It will be difficult to recruit staff if the rewards offered are not competitive, because potential employees can obtain better rewards from competitors.
Existing employees may also be tempted to leave the organization if they are aware of its uncompetitive reward system.
High staff turnover can result in higher recruitment and training costs.
When existing employees leave, some of the organization's accumulated knowledge may be lost forever.
Human capital may be one of the most valuable assets for many knowledge-based organizations.
High-tech companies, such as Microsoft, rely on knowledge and thus pay competitive salaries to key employees.
Employee motivation is clearly an important factor in an organization's overall performance.
Organizations want their employees to work harder and be more adaptable.
The relationship between reward schemes and motivation is a complex issue that has sparked heated debate in both accounting and human resource literature.
Maslow's hierarchy of needs is a well-known motivation theory.
According to Maslow, people's wants and needs are organized in a hierarchy.
After meeting the needs of one level of the hierarchy, the individual will focus on meeting the needs of the next level in the hierarchy.
The lower levels of the hierarchy are physiological, relating to the need to survive (e.g., food and shelter); once these are met, humans desire safety, which is followed esteem, and finally at the top of the hierarchy, self actualisation, or self fulfilment.
Many performance-based incentive schemes are based on employee performance.
As a result, the performance of the employees must be evaluated.
This is usually done during the appraisal process.
Staff will be evaluated on a regular basis, such as twice a year.
During the appraisal, targets for the next period will be set, and rewards will be agreed upon if the targets are met.

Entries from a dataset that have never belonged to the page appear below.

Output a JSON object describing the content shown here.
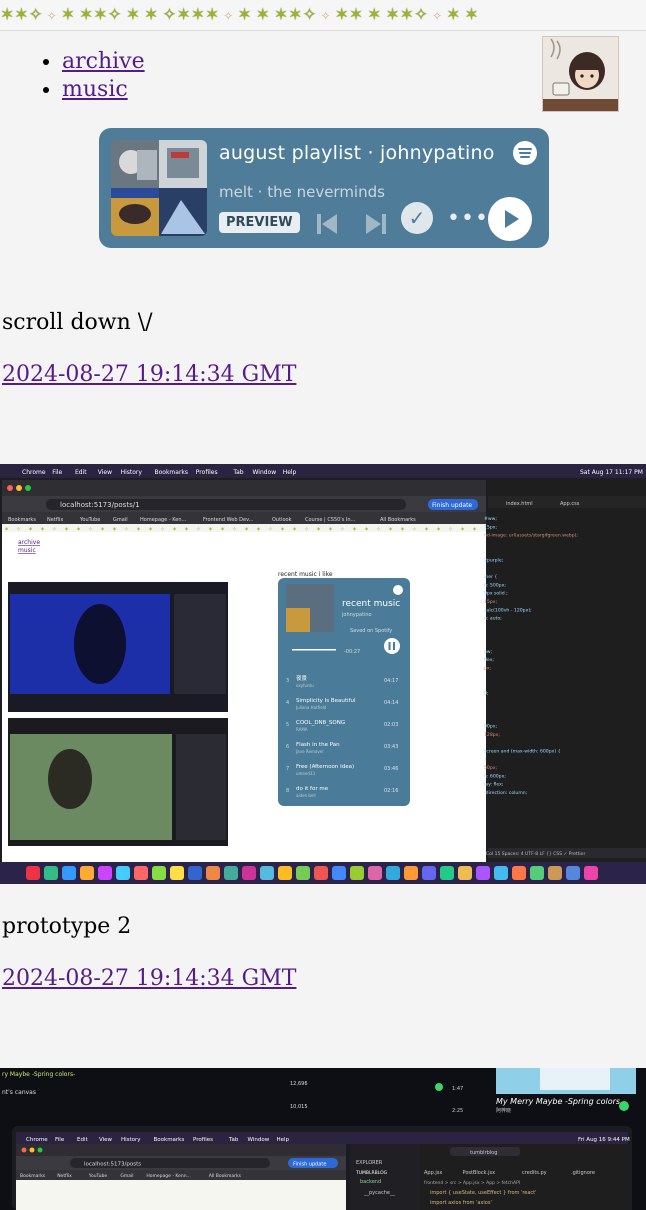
{
  "nav": {
    "items": [
      {
        "label": "archive"
      },
      {
        "label": "music"
      }
    ]
  },
  "player": {
    "title": "august playlist · johnypatino",
    "track": "melt · the neverminds",
    "preview_label": "PREVIEW"
  },
  "posts": [
    {
      "caption": "scroll down \\/",
      "date": "2024-08-27 19:14:34 GMT"
    },
    {
      "caption": "prototype 2",
      "date": "2024-08-27 19:14:34 GMT"
    }
  ],
  "screenshot1": {
    "menubar": [
      "Chrome",
      "File",
      "Edit",
      "View",
      "History",
      "Bookmarks",
      "Profiles",
      "Tab",
      "Window",
      "Help"
    ],
    "clock": "Sat Aug 17 11:17 PM",
    "url": "localhost:5173/posts/1",
    "finish_update": "Finish update",
    "bookmarks": [
      "Bookmarks",
      "Netflix",
      "YouTube",
      "Gmail",
      "Homepage - Ken...",
      "Frontend Web Dev...",
      "Outlook",
      "Course | CS50's In...",
      "All Bookmarks"
    ],
    "inner_nav": [
      "archive",
      "music"
    ],
    "recent_label": "recent music i like",
    "widget_title": "recent music",
    "widget_user": "johnypatino",
    "widget_saved": "Saved on Spotify",
    "widget_time": "-00:27",
    "tracks": [
      {
        "n": "3",
        "name": "夜景",
        "artist": "oxyfuntu",
        "time": "04:17"
      },
      {
        "n": "4",
        "name": "Simplicity Is Beautiful",
        "artist": "Juliana Hatfield",
        "time": "04:14"
      },
      {
        "n": "5",
        "name": "COOL_DN8_SONG",
        "artist": "RAMA",
        "time": "02:03"
      },
      {
        "n": "6",
        "name": "Flash in the Pan",
        "artist": "Jane Remover",
        "time": "03:43"
      },
      {
        "n": "7",
        "name": "Free (Afternoon Idea)",
        "artist": "umeed33",
        "time": "03:46"
      },
      {
        "n": "8",
        "name": "do it for me",
        "artist": "aiden bell",
        "time": "02:16"
      }
    ],
    "editor_tabs": [
      "index.html",
      "App.css"
    ],
    "code_lines": [
      "#ww;",
      "15px;",
      "nd-image: url(assets/stargifgreen.webp);",
      "",
      "",
      "2purple;",
      "",
      "iner {",
      "h: 500px;",
      "9px solid ;",
      "15px;",
      "calc(100vh - 120px);",
      "n: auto;",
      "",
      "",
      "",
      "ow;",
      "flex;",
      "px;",
      "",
      "",
      "0;",
      "",
      "",
      "",
      "00px;",
      "128px;",
      "",
      "screen and (max-width: 600px) {",
      "  {",
      "  50px;",
      "h: 600px;",
      "lay: flex;",
      "-direction: column;"
    ],
    "status": "Col 15   Spaces: 4   UTF-8   LF   {} CSS   ✓ Prettier"
  },
  "screenshot2": {
    "top_left": "ry Maybe -Spring colors-",
    "label2": "nt's canvas",
    "num1": "12,696",
    "num2": "10,015",
    "t1": "1:47",
    "t2": "2:25",
    "right_title": "My Merry Maybe -Spring colors",
    "right_sub": "阿梓晓",
    "menubar": [
      "Chrome",
      "File",
      "Edit",
      "View",
      "History",
      "Bookmarks",
      "Profiles",
      "Tab",
      "Window",
      "Help"
    ],
    "clock": "Fri Aug 16  9:44 PM",
    "url": "localhost:5173/posts",
    "finish_update": "Finish update",
    "bookmarks": [
      "Bookmarks",
      "Netflix",
      "YouTube",
      "Gmail",
      "Homepage - Kenn...",
      "All Bookmarks"
    ],
    "explorer": "EXPLORER",
    "project": "TUMBLRBLOG",
    "folder1": "backend",
    "folder2": "__pycache__",
    "tabs": [
      "App.jsx",
      "PostBlock.jsx",
      "credits.py",
      ".gitignore"
    ],
    "breadcrumb": "frontend > src > App.jsx > App > fetchAPI",
    "code1": "import { useState, useEffect } from 'react'",
    "code2": "import axios from 'axios'",
    "search": "tumblrblog"
  },
  "colors": {
    "player_bg": "#4f7d99",
    "link": "#551a8b",
    "star": "#9bb629"
  }
}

Rewards serve several purposes, including (1) stimulating job effort and performance, (2) decreasing absenteeism and turnover, (3) increasing employee commitment, (4) facilitating job satisfaction, and (5) facilitating occupational and organizational choice.
Employees are more likely to view the process as fair when rewards are distributed based on objective data, and they are also more likely to have a concrete understanding of what is expected of them.
This will motivate them to achieve the desired performance results.
Unfortunately, rewards programs are frequently poorly designed.
Giving a reward first and then expecting good behavior is bribery, not reward, and is unlikely to work.
Promiseing a large reward for perfect behavior in the future is a recipe for failure.
A good reward system encourages employees to work harder and aligns their goals with those of the organization for which they work.
The current trend toward performance-based reward systems is intended to reward and motivate those who contribute the most.
However, designing such reward systems is difficult because they are intended to influence human behavior.
'There is no such thing as a good pay system; there is only a series of bad ones,' said Flowpack Engineering's human resources director (quoted in Bratton). The trick is to select the least bad option.'